- _Work to complete_
The answer must be every line of the records below that contains the word "name", copied out.

==== Source data

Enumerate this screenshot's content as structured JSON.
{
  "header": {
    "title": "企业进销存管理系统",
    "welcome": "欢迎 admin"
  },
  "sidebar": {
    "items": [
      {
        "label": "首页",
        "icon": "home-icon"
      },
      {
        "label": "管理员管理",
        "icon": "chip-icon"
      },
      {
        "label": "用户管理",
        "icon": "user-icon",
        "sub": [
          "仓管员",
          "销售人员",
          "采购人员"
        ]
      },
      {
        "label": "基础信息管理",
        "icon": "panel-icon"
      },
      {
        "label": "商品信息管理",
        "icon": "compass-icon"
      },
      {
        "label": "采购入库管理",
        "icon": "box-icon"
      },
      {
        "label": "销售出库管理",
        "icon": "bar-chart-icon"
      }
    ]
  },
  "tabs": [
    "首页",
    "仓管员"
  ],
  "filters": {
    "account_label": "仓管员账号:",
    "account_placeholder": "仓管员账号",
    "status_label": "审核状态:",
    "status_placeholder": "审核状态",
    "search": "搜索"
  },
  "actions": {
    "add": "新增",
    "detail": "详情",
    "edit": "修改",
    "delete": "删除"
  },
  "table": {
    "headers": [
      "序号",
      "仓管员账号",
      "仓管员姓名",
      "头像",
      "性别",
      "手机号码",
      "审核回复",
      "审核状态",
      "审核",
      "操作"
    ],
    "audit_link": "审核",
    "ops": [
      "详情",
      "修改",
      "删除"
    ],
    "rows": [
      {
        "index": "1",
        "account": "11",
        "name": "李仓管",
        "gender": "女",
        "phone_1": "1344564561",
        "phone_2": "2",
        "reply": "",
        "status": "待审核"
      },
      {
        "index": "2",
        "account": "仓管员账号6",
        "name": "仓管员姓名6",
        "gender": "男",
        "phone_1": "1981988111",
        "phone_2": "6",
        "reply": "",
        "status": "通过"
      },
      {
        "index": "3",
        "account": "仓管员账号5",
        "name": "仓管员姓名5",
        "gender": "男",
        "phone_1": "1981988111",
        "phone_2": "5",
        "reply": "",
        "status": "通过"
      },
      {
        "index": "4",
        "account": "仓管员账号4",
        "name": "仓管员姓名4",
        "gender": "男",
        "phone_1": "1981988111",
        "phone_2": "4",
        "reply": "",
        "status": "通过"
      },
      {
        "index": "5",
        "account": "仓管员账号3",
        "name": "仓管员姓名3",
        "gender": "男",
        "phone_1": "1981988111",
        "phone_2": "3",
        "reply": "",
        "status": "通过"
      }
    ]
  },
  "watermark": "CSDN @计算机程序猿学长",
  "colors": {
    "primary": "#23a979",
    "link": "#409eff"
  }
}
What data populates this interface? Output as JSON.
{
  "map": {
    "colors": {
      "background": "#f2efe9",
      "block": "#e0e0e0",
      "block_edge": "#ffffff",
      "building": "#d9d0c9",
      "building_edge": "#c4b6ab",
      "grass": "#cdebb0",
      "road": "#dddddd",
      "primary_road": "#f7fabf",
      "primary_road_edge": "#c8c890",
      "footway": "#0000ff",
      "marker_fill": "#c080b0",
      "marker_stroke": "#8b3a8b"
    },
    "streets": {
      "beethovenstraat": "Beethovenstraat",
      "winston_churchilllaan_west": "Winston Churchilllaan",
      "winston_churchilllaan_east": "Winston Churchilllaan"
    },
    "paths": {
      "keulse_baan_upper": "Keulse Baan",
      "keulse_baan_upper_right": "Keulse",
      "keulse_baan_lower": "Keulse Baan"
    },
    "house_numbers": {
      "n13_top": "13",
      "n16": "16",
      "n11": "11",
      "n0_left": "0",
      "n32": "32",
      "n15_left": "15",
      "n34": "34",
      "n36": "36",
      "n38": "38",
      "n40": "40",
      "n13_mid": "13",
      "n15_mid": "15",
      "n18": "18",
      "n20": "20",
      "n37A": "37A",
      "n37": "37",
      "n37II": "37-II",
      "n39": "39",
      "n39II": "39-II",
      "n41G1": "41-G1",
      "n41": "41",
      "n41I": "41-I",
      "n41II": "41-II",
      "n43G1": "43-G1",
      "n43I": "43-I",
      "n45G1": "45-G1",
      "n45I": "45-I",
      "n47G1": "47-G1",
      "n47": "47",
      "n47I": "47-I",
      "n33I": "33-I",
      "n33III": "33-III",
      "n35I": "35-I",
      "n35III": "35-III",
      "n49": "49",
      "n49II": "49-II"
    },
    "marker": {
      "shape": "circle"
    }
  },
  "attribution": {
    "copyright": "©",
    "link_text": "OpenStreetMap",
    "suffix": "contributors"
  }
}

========

- _Output of the exercise_
        "name": "李仓管",
        "name": "仓管员姓名6",
        "name": "仓管员姓名5",
        "name": "仓管员姓名4",
        "name": "仓管员姓名3",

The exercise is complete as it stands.